Games and, indeed, Scotland itself. Nearly all Highland games gatherings feature
a wide range of piping and drumming competition, including solo piping and
drumming, small group ensembles and, of course, the pipe bands themselves.
There are two basic forms of dancing at modern Highland Games gatherings.
Scottish country dancing is a social dance like ballroom dancing or square
dancing, the latter of which evolved from country dancing.
The other type of dancing which one can see at Highland Games events is the
highly competitive and technical form known as Highland dancing. This again
takes two forms. First there are the traditional Highland dances - the Sword
Dance (or Gillie Calum), the Highland Fling, the Highland Reel, and the Seann
Triubhas (pronounced shawn trews). The other competition dances are known as
national dances, the most well known of which are the Scottish Lilt, the Flora
MacDonald, the Earl of Errol, Highland Laddie, Blue Bonnets and Village Maid.
Also common at the games are the Irish Jig and the Sailor's Hornpipe dances.
Highland dancing, in all its competitive forms, is a very technical dance form,
requiring many hours of practice and training over a period of several years in
order to perfect. It has more in common with ballet than with the social dancing
of the Scottish Country Dance. In addition, the Highland dances are perfomed
solo, unlike country dancing. Even the Reel, which is performed with other
dancers, is judged on an individual basis.
Many Highland gatherings worldwide, and almost all in the United States,
recognize the Scottish Official Board of Highland Dancing (SOBHD), formed in
1950, as the world governing body of Highland dancing. The SOBHD standardizes
the dance steps, establishes rules for competitions and attire, certifies
competitions and instructors and the like. In addition, a World Highland Dance
Championship, sanctioned by the SOBHD, has been held annually at the Cowal
Highland Gathering since 1948.
Historically, the Highland dances were danced only by men. This came about as
the result of the nature and origin of the dances themselves as well as the fact
that during the years of Proscription, only military regiments were permitted to
adopt Highland attire and practice the traditions such as dancing.
But late in the 19th Century, a young woman named Jenny Douglas decided to enter
a Highland dance competition. As this was not expressely forbidden, she was
allowed to enter and since then, the number of females participating in the
sport has increased until today in excess of 95% of all dancers are female.
There have been several female World Highland Dance Champions crowned at the
Cowal Gathering since they began organizing the competition in 1948.
Secondary events and attractions
Herding dog trials and exhibitions can be held, showcasing the breeders and

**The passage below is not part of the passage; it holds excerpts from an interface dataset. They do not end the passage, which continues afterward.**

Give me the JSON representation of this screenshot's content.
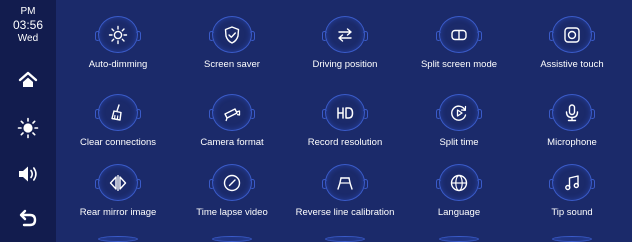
{
  "clock": {
    "ampm": "PM",
    "time": "03:56",
    "day": "Wed"
  },
  "settings": [
    {
      "label": "Auto-dimming",
      "icon": "sun-icon"
    },
    {
      "label": "Screen saver",
      "icon": "shield-check-icon"
    },
    {
      "label": "Driving position",
      "icon": "swap-arrows-icon"
    },
    {
      "label": "Split screen mode",
      "icon": "split-screen-icon"
    },
    {
      "label": "Assistive touch",
      "icon": "touch-circle-icon"
    },
    {
      "label": "Clear connections",
      "icon": "broom-icon"
    },
    {
      "label": "Camera format",
      "icon": "camera-icon"
    },
    {
      "label": "Record resolution",
      "icon": "hd-icon"
    },
    {
      "label": "Split time",
      "icon": "play-cycle-icon"
    },
    {
      "label": "Microphone",
      "icon": "microphone-icon"
    },
    {
      "label": "Rear mirror image",
      "icon": "mirror-arrows-icon"
    },
    {
      "label": "Time lapse video",
      "icon": "timer-icon"
    },
    {
      "label": "Reverse line calibration",
      "icon": "reverse-lines-icon"
    },
    {
      "label": "Language",
      "icon": "globe-icon"
    },
    {
      "label": "Tip sound",
      "icon": "music-note-icon"
    }
  ]
}
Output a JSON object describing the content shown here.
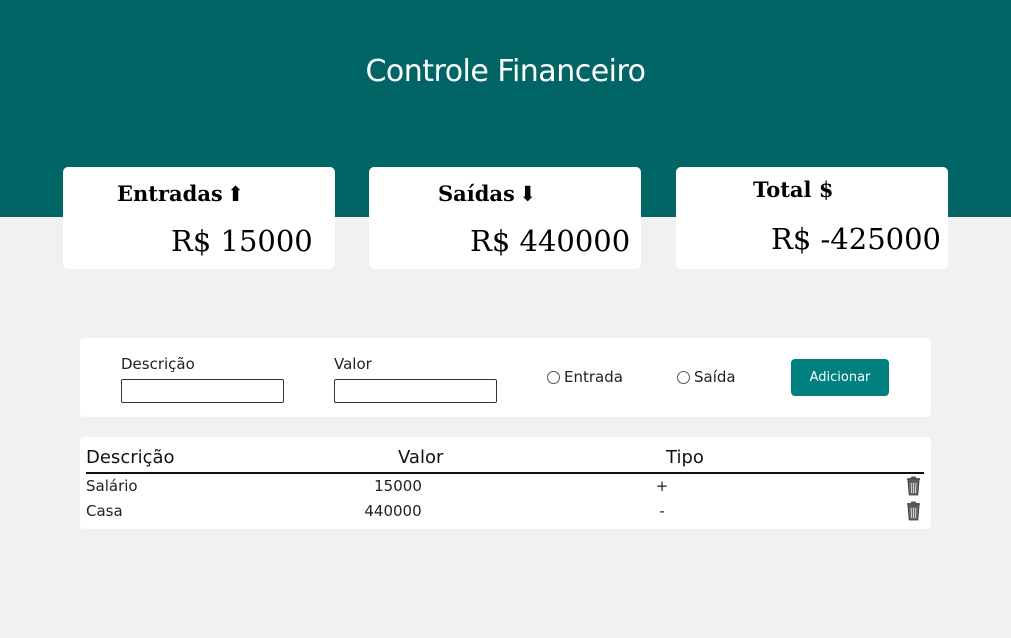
{
  "app": {
    "title": "Controle Financeiro"
  },
  "summary": {
    "income": {
      "label": "Entradas",
      "arrow": "⬆",
      "value": "R$ 15000"
    },
    "expenses": {
      "label": "Saídas",
      "arrow": "⬇",
      "value": "R$ 440000"
    },
    "total": {
      "label": "Total $",
      "value": "R$ -425000"
    }
  },
  "form": {
    "description_label": "Descrição",
    "description_value": "",
    "amount_label": "Valor",
    "amount_value": "",
    "radio_income_label": "Entrada",
    "radio_expense_label": "Saída",
    "add_button_label": "Adicionar"
  },
  "table": {
    "headers": {
      "description": "Descrição",
      "amount": "Valor",
      "type": "Tipo"
    },
    "rows": [
      {
        "description": "Salário",
        "amount": "15000",
        "type": "+",
        "delete_icon": "trash-icon"
      },
      {
        "description": "Casa",
        "amount": "440000",
        "type": "-",
        "delete_icon": "trash-icon"
      }
    ]
  },
  "colors": {
    "header_bg": "#006564",
    "page_bg": "#f1f1f1",
    "button_bg": "#00807f"
  }
}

trainers skills. At modern games, armouries will display their collections of
swords and armour, and often perform mock battles. Various vendors selling
Scottish memorabilia are also present selling everything from Irn-Bru to the
stuffed likeness of the Loch Ness Monster.